More and more fire and gas professionals are asking about the benefit of using scenario coverage over geographic coverage. They see that the amount of effort required to perform a scenario coverage mapping project is significantly increased so they desire to see evidence that the additional effort is worth it. Well, it is worth the additional effort. The reason – significantly lower CAPEX (capital expenditures) and OPEX (operating expenditures). In order to demonstrate the benefit, we have prepared an example of analyzing the same facility both ways to show how the designs will differ. We at Kenexis are prepared to show this type of analysis because we perform hundreds of similar studies each year, and know what different results can be achieved using the different methods. Furthermore, since our software does both methods simultaneously, we can easily compare them.
Consider a typical process facility. In this case, a section of a Diesel Hydrotreating Unit in a refinery. While we would never display customer results, we have prepared results for a facility that would be very similar to the dozens that we have already analyzed. Since this is an example, there is no specific plot plan to work from, but the figures below show the detector layout views, and graded area views at the elevation of interest for gas detection, which in this case is 3 meters (i.e,, the elevation where the gas detectors are located. The detector layout view shows where the equipment items are located, and where in relation to those equipment items the detectors are located. The grading layout shows where gas detection is required for geographic coverage techniques. Grade B (darker orange) requires 80% coverage while Grade C (lighter orange) requires 60%.
As can be seen in the figure above, using scenario coverage, six (6) detectors were required to achieve adequate coverage of this area for combustible gas detection. The results of the scenario coverage mapping in terms of scenario geographic risk and mitigated risk are shown in the figures below. As can be seen in the graphics, the achieved scenario coverage is 85.5%, slightly in excess of the 80% target.
Since Effigy™ automatically calculates the geographic coverage results for automatically, an Effigy™ user can view the results that would have been achieved using geographic coverage, as shown in the figure below. Coverage was based on the standard assumption of a 5-meter diameter gas cloud being the design basis.
In this case, the Grade B areas achieved a coverage of 25.8% and Grade C areas achieved a coverage of 22.6%, both very much short of their selected performance targets. Why is the coverage so low, because geographic coverage doesn’t consider the actual size of the gas cloud, the effect of wind directions, or the locations where gases are released from (and where they’re not). Those of you who understand oil refineries know that hydrotreater units operate under very high pressures, and as a result even pinhole leaks end up being substantially large. This effect can readily be modeled in scenario coverage, but not geographic coverage. In order to achieve the selected coverage targets using geographic coverage, more detectors were required to be added, as shown below.
In order to achieve coverage targets an additional 11 detectors were required (17 total). This resulted in a Grade B area coverage of 85% and a Grade C coverage of 69%. For purposes of argument, let’s assume that an equivalent degree of coverage could have been obtained using 10 new detectors.

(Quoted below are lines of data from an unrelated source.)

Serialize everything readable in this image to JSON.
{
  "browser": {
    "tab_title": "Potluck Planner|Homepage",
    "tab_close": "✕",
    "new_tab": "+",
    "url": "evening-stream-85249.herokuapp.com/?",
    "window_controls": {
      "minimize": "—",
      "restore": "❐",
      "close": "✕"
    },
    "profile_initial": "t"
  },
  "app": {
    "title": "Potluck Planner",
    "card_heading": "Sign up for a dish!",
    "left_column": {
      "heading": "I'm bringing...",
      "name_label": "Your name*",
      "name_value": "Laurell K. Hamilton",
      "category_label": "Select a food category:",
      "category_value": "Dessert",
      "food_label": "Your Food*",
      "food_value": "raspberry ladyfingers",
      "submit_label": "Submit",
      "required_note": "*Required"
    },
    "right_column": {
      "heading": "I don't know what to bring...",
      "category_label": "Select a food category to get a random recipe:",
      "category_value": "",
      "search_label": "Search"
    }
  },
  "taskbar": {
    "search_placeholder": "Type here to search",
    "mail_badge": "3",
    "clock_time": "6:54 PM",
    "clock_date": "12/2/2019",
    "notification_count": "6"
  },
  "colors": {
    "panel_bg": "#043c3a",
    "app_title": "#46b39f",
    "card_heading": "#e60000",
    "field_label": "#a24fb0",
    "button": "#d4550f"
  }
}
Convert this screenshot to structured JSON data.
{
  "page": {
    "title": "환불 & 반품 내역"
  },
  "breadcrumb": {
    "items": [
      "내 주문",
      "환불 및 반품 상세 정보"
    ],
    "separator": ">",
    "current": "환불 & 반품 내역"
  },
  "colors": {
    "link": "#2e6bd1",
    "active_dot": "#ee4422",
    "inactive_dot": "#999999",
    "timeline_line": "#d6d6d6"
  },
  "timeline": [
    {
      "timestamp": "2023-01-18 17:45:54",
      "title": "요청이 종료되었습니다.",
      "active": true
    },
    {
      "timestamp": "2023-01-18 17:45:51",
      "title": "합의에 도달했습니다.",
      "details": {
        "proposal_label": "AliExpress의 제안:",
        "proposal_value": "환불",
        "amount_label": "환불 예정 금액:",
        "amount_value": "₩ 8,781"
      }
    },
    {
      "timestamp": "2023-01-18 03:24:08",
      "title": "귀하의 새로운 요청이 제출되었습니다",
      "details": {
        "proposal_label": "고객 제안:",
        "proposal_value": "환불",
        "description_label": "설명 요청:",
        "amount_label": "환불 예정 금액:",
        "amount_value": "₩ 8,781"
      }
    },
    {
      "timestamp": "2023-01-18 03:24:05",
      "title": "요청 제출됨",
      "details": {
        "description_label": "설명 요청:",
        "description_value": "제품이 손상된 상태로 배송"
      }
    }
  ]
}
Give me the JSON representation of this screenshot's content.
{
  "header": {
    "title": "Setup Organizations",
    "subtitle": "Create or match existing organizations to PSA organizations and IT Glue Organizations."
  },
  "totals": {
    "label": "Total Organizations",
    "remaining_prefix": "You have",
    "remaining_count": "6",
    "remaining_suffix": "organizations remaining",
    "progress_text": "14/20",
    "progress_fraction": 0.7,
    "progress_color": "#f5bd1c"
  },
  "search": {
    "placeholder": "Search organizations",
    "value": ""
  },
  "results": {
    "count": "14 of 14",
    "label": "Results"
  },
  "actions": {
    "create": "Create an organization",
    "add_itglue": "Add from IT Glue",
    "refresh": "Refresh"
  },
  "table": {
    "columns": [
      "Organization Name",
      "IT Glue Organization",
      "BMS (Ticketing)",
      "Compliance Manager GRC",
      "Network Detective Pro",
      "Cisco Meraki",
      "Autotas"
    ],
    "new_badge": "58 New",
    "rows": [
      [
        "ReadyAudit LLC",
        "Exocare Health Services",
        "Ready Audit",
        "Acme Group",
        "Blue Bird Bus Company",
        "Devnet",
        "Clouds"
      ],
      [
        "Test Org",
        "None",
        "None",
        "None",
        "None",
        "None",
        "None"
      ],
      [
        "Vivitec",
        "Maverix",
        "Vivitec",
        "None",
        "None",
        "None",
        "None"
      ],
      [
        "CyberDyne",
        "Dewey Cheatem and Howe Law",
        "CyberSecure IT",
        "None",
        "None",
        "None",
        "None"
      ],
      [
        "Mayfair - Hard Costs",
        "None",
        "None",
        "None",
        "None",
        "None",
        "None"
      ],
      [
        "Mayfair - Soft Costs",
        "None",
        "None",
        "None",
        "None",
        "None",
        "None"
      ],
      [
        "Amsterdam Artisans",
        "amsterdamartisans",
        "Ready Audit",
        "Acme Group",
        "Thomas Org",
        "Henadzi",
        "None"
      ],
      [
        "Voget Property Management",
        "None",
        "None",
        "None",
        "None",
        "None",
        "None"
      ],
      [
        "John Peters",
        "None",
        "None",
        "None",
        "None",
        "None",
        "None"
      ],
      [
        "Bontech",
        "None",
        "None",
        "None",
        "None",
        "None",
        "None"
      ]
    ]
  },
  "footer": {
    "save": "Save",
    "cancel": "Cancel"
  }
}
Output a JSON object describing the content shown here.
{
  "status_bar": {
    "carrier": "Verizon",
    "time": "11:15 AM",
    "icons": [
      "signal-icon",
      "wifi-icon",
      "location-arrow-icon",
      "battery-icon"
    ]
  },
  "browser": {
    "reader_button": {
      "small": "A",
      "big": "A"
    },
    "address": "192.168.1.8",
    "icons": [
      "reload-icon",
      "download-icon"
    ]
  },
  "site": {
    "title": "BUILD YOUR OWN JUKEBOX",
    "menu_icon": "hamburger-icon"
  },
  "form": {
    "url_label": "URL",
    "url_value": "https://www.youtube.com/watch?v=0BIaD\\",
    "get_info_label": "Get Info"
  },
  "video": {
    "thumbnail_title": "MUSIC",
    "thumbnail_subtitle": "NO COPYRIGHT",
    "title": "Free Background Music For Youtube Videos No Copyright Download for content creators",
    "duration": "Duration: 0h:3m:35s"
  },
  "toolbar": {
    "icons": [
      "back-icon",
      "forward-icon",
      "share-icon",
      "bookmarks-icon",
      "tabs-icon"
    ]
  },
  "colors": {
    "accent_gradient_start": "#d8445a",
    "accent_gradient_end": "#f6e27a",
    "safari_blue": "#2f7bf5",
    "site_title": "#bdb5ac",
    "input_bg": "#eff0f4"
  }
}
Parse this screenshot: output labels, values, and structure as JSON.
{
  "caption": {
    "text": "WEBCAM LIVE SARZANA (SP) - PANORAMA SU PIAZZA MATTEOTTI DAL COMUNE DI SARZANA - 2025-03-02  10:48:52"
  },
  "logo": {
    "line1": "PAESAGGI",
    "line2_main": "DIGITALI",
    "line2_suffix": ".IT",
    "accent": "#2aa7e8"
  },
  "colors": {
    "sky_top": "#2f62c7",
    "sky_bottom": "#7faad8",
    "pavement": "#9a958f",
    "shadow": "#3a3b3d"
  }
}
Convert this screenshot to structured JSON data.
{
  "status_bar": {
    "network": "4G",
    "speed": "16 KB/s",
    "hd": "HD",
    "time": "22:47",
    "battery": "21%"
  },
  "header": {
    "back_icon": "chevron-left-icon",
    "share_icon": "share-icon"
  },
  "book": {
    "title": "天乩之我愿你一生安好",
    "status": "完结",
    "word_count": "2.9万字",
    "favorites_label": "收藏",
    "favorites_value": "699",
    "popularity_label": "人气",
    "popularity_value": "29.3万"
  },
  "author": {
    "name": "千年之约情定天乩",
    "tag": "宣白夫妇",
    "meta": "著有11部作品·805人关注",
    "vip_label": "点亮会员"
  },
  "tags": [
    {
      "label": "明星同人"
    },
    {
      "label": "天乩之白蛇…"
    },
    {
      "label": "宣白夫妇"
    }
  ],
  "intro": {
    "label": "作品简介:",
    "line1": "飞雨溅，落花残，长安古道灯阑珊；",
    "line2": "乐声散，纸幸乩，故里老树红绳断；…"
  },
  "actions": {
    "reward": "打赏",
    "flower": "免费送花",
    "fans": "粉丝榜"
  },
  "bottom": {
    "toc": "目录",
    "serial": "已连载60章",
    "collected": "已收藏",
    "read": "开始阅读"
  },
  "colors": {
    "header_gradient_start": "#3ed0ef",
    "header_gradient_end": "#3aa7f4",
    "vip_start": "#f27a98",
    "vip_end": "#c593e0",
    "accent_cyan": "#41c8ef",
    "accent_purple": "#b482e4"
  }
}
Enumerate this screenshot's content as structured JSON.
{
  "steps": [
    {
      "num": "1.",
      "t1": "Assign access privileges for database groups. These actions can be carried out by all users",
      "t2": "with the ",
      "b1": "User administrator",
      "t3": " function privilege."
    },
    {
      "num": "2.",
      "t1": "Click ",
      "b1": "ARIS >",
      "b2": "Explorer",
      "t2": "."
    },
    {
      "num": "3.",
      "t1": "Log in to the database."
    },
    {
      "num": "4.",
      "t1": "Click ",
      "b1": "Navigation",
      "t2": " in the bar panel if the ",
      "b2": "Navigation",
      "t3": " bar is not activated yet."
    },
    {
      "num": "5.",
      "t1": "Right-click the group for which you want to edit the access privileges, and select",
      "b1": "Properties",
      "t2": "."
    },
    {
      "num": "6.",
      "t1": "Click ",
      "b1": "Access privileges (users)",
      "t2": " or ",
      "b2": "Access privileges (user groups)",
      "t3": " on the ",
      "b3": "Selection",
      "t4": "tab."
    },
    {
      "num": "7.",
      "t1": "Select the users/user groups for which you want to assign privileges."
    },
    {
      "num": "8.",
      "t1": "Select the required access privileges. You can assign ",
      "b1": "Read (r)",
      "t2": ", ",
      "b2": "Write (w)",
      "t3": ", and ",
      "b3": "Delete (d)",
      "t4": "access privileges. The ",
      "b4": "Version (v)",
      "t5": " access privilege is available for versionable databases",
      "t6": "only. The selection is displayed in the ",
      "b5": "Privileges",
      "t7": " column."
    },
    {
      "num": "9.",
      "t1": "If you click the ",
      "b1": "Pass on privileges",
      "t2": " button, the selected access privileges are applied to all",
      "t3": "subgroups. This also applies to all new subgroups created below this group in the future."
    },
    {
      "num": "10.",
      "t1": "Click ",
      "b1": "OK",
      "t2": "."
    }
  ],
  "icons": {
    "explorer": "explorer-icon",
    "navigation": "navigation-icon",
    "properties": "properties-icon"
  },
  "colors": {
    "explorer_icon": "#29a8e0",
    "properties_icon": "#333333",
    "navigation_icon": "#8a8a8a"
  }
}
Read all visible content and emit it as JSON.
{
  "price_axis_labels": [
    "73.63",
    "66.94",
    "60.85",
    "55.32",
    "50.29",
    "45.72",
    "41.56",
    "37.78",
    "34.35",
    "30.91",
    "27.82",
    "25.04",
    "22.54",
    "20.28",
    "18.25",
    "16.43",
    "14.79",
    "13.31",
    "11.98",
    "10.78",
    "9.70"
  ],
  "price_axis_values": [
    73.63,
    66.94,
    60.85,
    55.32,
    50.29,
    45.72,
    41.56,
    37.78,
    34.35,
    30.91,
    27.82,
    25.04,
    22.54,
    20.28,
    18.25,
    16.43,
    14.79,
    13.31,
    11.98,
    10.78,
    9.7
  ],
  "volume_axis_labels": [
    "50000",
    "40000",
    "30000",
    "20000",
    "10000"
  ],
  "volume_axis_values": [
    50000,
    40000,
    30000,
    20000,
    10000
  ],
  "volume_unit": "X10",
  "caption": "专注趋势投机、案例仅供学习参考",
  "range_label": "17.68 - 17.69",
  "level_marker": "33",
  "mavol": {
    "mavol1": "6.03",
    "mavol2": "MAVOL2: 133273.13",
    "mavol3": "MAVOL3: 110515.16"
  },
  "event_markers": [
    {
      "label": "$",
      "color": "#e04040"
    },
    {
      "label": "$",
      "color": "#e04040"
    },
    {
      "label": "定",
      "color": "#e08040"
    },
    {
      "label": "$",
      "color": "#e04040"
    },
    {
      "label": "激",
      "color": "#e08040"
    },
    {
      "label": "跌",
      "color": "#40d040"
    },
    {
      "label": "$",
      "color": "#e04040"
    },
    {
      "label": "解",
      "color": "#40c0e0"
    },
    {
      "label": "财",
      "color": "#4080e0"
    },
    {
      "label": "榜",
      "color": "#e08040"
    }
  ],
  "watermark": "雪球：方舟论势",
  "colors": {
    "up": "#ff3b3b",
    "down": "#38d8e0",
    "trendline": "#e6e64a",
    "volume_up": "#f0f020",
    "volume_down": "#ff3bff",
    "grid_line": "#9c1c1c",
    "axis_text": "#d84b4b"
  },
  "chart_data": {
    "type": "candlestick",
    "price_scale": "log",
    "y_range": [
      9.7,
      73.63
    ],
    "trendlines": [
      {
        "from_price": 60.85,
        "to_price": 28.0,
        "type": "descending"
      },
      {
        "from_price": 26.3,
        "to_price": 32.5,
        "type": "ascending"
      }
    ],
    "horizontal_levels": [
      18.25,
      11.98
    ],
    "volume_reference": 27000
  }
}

The difference in using geographic coverage in this area of the plant was an increase in the number of detectors by 267%. Assuming an “installed” cost of $10,000 per detector, this section of the plant had an increased CAPEX for additional gas detectors of $100,000. Assuming that detectors are calibrated annually, and require 2 man-hours per calibration at a cost of $100 per hour, the additional operating costs (not including consumables like calibration gas, is $2,000 per year, and this cost will recur every year for the life of the facility. Since the zone that was analyzed in this example is only one of four zones for the entire unit, the savings for using scenario coverage for the entire unit (CAPEX and OPEX) approaches $0.5 million. If one considers every unit in a facility, the cost savings can be millions of dollars. When compared to a few extra tens of thousands of dollars in analysis work to save hundreds of thousands of dollars in CAPEX and OPEX, use of scenario coverage is almost always a wise choice.